▶ **PROBLEM REQUIREMENTS**
Return the entries below in full. Keep every word as it is.

▶ **SOURCE DATA**
━━━
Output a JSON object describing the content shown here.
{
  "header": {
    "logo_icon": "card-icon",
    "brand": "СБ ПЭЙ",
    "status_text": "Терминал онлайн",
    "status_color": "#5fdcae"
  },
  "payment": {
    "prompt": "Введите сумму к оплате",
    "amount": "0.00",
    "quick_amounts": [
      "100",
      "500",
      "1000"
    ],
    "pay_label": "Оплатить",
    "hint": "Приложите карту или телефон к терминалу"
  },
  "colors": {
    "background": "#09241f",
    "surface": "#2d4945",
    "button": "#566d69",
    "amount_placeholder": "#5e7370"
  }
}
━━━
▶ **TASK RESPONSE**
Output a JSON object describing the content shown here.
{
  "header": {
    "logo_icon": "card-icon",
    "brand": "СБ ПЭЙ",
    "status_text": "Терминал онлайн",
    "status_color": "#5fdcae"
  },
  "payment": {
    "prompt": "Введите сумму к оплате",
    "amount": "0.00",
    "quick_amounts": [
      "100",
      "500",
      "1000"
    ],
    "pay_label": "Оплатить",
    "hint": "Приложите карту или телефон к терминалу"
  },
  "colors": {
    "background": "#09241f",
    "surface": "#2d4945",
    "button": "#566d69",
    "amount_placeholder": "#5e7370"
  }
}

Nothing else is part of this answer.